While rummaging among old papers I chanced on a battered typewritten piece, probably belonging to my father (I recognised his handwriting in the corrections that were added to the text). It was a discourse on friendship which he might have copied, in translation, for reasons known to him alone, from one of the ancient philosophers who wrote on friendship. I tried to make out who it could have been, but it was hard, there was no frame of reference. There was a passage that struck me, in which the author claimed that no friendship was possible between a man and a woman because friendship is based on a physiological affinity and among people of different sex the physiological element gives rise to fusions or clashes which are typical of love. If you recognise the argument, please let me know.
My view is that only an ancient philosopher would have written that, for friendship in the ancient world was something that pertained to men and men alone. Also 'physiological affinities' strikes me as being connected to the theory of body humors, which is associated with Hippocrates.
As I said, I could not identify the source but this reflection on friendship sent me straight to the great writings on friendship by Plato and Aristotle. Let's deal immediately with the elephant in the room: in the ancient world, women had virtually no status, thus these discussions of friendship are about men. This, however, does not mean that we should dismiss the writings of these philosophers, for indeed there is much we can derive by mining the ancients and applying their thinking to our contemporary world, with due changes.
Friendship is a slippery concept in the day and age of social media friends, who could not be further from the φιλοι of the time of Plato and Aristotle. Friendship ( or φιλια) is discussed by Plato in the Lysis . Friendship and love have much in common, says Plato, but then in the dialogue Socrates (Plato often discusses his ideas using Socrates as his main character and narrator) raises the fiollowing points:Friendship occurs between people who are similar, interpreted by Socrates as friendship between good men.
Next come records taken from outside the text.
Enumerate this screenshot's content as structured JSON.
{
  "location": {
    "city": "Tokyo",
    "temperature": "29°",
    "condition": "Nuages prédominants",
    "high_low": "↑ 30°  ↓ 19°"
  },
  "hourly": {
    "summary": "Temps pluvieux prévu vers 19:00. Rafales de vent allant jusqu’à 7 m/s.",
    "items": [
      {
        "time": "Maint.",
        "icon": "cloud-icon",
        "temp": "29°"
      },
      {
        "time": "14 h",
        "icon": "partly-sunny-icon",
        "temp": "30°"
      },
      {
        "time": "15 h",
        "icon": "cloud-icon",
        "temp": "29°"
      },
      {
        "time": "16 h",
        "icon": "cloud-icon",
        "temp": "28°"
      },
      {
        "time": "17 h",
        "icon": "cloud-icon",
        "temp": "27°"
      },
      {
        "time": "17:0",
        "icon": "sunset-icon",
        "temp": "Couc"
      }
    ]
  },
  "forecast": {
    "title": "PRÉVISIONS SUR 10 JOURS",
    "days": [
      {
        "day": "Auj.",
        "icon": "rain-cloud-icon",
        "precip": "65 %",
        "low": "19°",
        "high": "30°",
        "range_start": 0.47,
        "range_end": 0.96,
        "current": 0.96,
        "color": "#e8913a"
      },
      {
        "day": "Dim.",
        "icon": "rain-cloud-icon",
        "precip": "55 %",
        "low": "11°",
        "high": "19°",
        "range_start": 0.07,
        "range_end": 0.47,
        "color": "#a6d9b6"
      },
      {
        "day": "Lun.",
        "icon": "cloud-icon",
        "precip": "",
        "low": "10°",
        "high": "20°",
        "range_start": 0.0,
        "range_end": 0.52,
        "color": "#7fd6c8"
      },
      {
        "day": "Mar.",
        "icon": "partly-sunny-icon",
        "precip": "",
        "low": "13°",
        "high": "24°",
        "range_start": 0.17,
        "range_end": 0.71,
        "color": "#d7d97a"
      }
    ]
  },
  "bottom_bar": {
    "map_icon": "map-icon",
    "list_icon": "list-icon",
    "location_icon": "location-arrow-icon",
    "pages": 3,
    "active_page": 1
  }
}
Friendship may arise between men who are dissimilar.
Friendship arises between men who are neither good nor bad and good men.
Friendship arises between those who are related (οἰκεῖοι "not kindred") by the nature of their souls.